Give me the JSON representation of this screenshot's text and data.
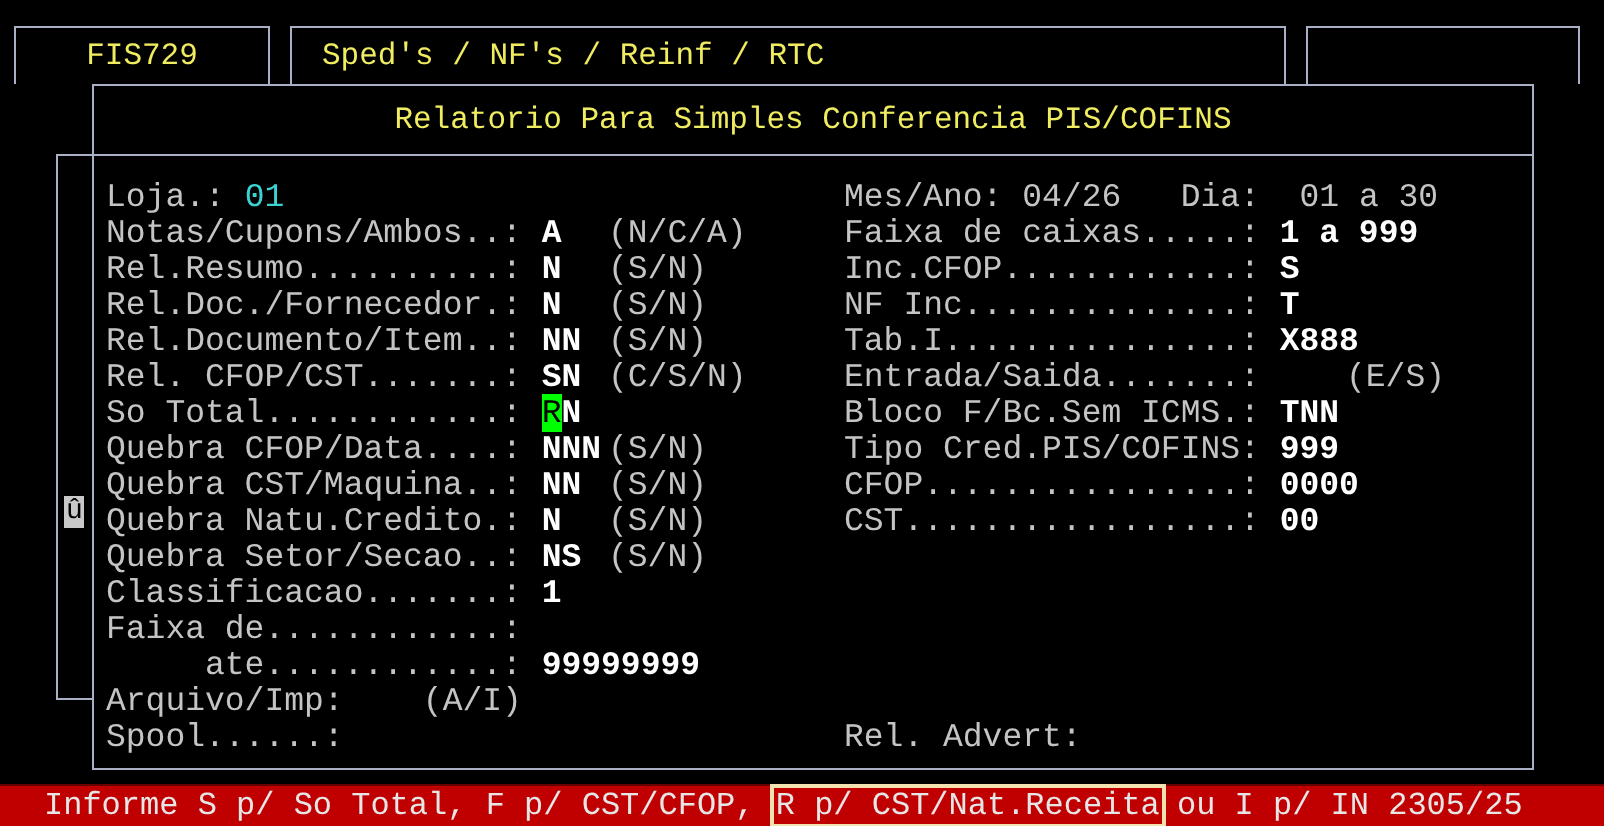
{
  "tabs": [
    {
      "label": "FIS729"
    },
    {
      "label": "Sped's / NF's / Reinf / RTC"
    }
  ],
  "dialog": {
    "title": "Relatorio Para Simples Conferencia PIS/COFINS",
    "scroll_marker": "û",
    "rows": [
      {
        "left": {
          "kind": "inline",
          "label": "Loja.:",
          "value": "01",
          "readonly": true
        },
        "right": {
          "kind": "inline",
          "label": "Mes/Ano:",
          "value": "04/26",
          "extra_label": "Dia:",
          "extra_value": "01 a 30"
        }
      },
      {
        "left": {
          "kind": "aligned",
          "label": "Notas/Cupons/Ambos..:",
          "value": "A",
          "hint": "(N/C/A)",
          "readonly": false
        },
        "right": {
          "kind": "aligned",
          "label": "Faixa de caixas.....:",
          "value": "1 a 999",
          "readonly": false
        }
      },
      {
        "left": {
          "kind": "aligned",
          "label": "Rel.Resumo..........:",
          "value": "N",
          "hint": "(S/N)",
          "readonly": false
        },
        "right": {
          "kind": "aligned",
          "label": "Inc.CFOP............:",
          "value": "S",
          "readonly": false
        }
      },
      {
        "left": {
          "kind": "aligned",
          "label": "Rel.Doc./Fornecedor.:",
          "value": "N",
          "hint": "(S/N)",
          "readonly": false
        },
        "right": {
          "kind": "aligned",
          "label": "NF Inc..............:",
          "value": "T",
          "readonly": false
        }
      },
      {
        "left": {
          "kind": "aligned",
          "label": "Rel.Documento/Item..:",
          "value": "NN",
          "hint": "(S/N)",
          "readonly": false
        },
        "right": {
          "kind": "aligned",
          "label": "Tab.I...............:",
          "value": "X888",
          "readonly": false
        }
      },
      {
        "left": {
          "kind": "aligned",
          "label": "Rel. CFOP/CST.......:",
          "value": "SN",
          "hint": "(C/S/N)",
          "readonly": false
        },
        "right": {
          "kind": "aligned",
          "label": "Entrada/Saida.......:",
          "hint": "(E/S)"
        }
      },
      {
        "left": {
          "kind": "aligned",
          "label": "So Total............:",
          "value": "RN",
          "readonly": false,
          "focused": true
        },
        "right": {
          "kind": "aligned",
          "label": "Bloco F/Bc.Sem ICMS.:",
          "value": "TNN",
          "readonly": false
        }
      },
      {
        "left": {
          "kind": "aligned",
          "label": "Quebra CFOP/Data....:",
          "value": "NNN",
          "hint": "(S/N)",
          "readonly": false
        },
        "right": {
          "kind": "aligned",
          "label": "Tipo Cred.PIS/COFINS:",
          "value": "999",
          "readonly": false
        }
      },
      {
        "left": {
          "kind": "aligned",
          "label": "Quebra CST/Maquina..:",
          "value": "NN",
          "hint": "(S/N)",
          "readonly": false
        },
        "right": {
          "kind": "aligned",
          "label": "CFOP................:",
          "value": "0000",
          "readonly": false
        }
      },
      {
        "left": {
          "kind": "aligned",
          "label": "Quebra Natu.Credito.:",
          "value": "N",
          "hint": "(S/N)",
          "readonly": false
        },
        "right": {
          "kind": "aligned",
          "label": "CST.................:",
          "value": "00",
          "readonly": false
        }
      },
      {
        "left": {
          "kind": "aligned",
          "label": "Quebra Setor/Secao..:",
          "value": "NS",
          "hint": "(S/N)",
          "readonly": false
        }
      },
      {
        "left": {
          "kind": "aligned",
          "label": "Classificacao.......:",
          "value": "1",
          "readonly": false
        }
      },
      {
        "left": {
          "kind": "aligned",
          "label": "Faixa de............:"
        }
      },
      {
        "left": {
          "kind": "sub",
          "label": "ate............:",
          "value": "99999999",
          "readonly": false
        }
      },
      {
        "left": {
          "kind": "inline",
          "label": "Arquivo/Imp:",
          "hint": "(A/I)"
        }
      },
      {
        "left": {
          "kind": "inline",
          "label": "Spool......:"
        },
        "right": {
          "kind": "inline",
          "label": "Rel. Advert:"
        }
      }
    ]
  },
  "status_bar": {
    "segments": [
      {
        "text": "Informe S p/ So Total, F p/ CST/CFOP,",
        "highlighted": false
      },
      {
        "text": "R p/ CST/Nat.Receita",
        "highlighted": true
      },
      {
        "text": "ou I p/ IN 2305/25",
        "highlighted": false
      }
    ]
  }
}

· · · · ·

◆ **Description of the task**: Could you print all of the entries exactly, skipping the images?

◆ **Exercise output**:
Give me the JSON representation of this screenshot's text and data.
{
  "tabs": [
    {
      "label": "FIS729"
    },
    {
      "label": "Sped's / NF's / Reinf / RTC"
    }
  ],
  "dialog": {
    "title": "Relatorio Para Simples Conferencia PIS/COFINS",
    "scroll_marker": "û",
    "rows": [
      {
        "left": {
          "kind": "inline",
          "label": "Loja.:",
          "value": "01",
          "readonly": true
        },
        "right": {
          "kind": "inline",
          "label": "Mes/Ano:",
          "value": "04/26",
          "extra_label": "Dia:",
          "extra_value": "01 a 30"
        }
      },
      {
        "left": {
          "kind": "aligned",
          "label": "Notas/Cupons/Ambos..:",
          "value": "A",
          "hint": "(N/C/A)",
          "readonly": false
        },
        "right": {
          "kind": "aligned",
          "label": "Faixa de caixas.....:",
          "value": "1 a 999",
          "readonly": false
        }
      },
      {
        "left": {
          "kind": "aligned",
          "label": "Rel.Resumo..........:",
          "value": "N",
          "hint": "(S/N)",
          "readonly": false
        },
        "right": {
          "kind": "aligned",
          "label": "Inc.CFOP............:",
          "value": "S",
          "readonly": false
        }
      },
      {
        "left": {
          "kind": "aligned",
          "label": "Rel.Doc./Fornecedor.:",
          "value": "N",
          "hint": "(S/N)",
          "readonly": false
        },
        "right": {
          "kind": "aligned",
          "label": "NF Inc..............:",
          "value": "T",
          "readonly": false
        }
      },
      {
        "left": {
          "kind": "aligned",
          "label": "Rel.Documento/Item..:",
          "value": "NN",
          "hint": "(S/N)",
          "readonly": false
        },
        "right": {
          "kind": "aligned",
          "label": "Tab.I...............:",
          "value": "X888",
          "readonly": false
        }
      },
      {
        "left": {
          "kind": "aligned",
          "label": "Rel. CFOP/CST.......:",
          "value": "SN",
          "hint": "(C/S/N)",
          "readonly": false
        },
        "right": {
          "kind": "aligned",
          "label": "Entrada/Saida.......:",
          "hint": "(E/S)"
        }
      },
      {
        "left": {
          "kind": "aligned",
          "label": "So Total............:",
          "value": "RN",
          "readonly": false,
          "focused": true
        },
        "right": {
          "kind": "aligned",
          "label": "Bloco F/Bc.Sem ICMS.:",
          "value": "TNN",
          "readonly": false
        }
      },
      {
        "left": {
          "kind": "aligned",
          "label": "Quebra CFOP/Data....:",
          "value": "NNN",
          "hint": "(S/N)",
          "readonly": false
        },
        "right": {
          "kind": "aligned",
          "label": "Tipo Cred.PIS/COFINS:",
          "value": "999",
          "readonly": false
        }
      },
      {
        "left": {
          "kind": "aligned",
          "label": "Quebra CST/Maquina..:",
          "value": "NN",
          "hint": "(S/N)",
          "readonly": false
        },
        "right": {
          "kind": "aligned",
          "label": "CFOP................:",
          "value": "0000",
          "readonly": false
        }
      },
      {
        "left": {
          "kind": "aligned",
          "label": "Quebra Natu.Credito.:",
          "value": "N",
          "hint": "(S/N)",
          "readonly": false
        },
        "right": {
          "kind": "aligned",
          "label": "CST.................:",
          "value": "00",
          "readonly": false
        }
      },
      {
        "left": {
          "kind": "aligned",
          "label": "Quebra Setor/Secao..:",
          "value": "NS",
          "hint": "(S/N)",
          "readonly": false
        }
      },
      {
        "left": {
          "kind": "aligned",
          "label": "Classificacao.......:",
          "value": "1",
          "readonly": false
        }
      },
      {
        "left": {
          "kind": "aligned",
          "label": "Faixa de............:"
        }
      },
      {
        "left": {
          "kind": "sub",
          "label": "ate............:",
          "value": "99999999",
          "readonly": false
        }
      },
      {
        "left": {
          "kind": "inline",
          "label": "Arquivo/Imp:",
          "hint": "(A/I)"
        }
      },
      {
        "left": {
          "kind": "inline",
          "label": "Spool......:"
        },
        "right": {
          "kind": "inline",
          "label": "Rel. Advert:"
        }
      }
    ]
  },
  "status_bar": {
    "segments": [
      {
        "text": "Informe S p/ So Total, F p/ CST/CFOP,",
        "highlighted": false
      },
      {
        "text": "R p/ CST/Nat.Receita",
        "highlighted": true
      },
      {
        "text": "ou I p/ IN 2305/25",
        "highlighted": false
      }
    ]
  }
}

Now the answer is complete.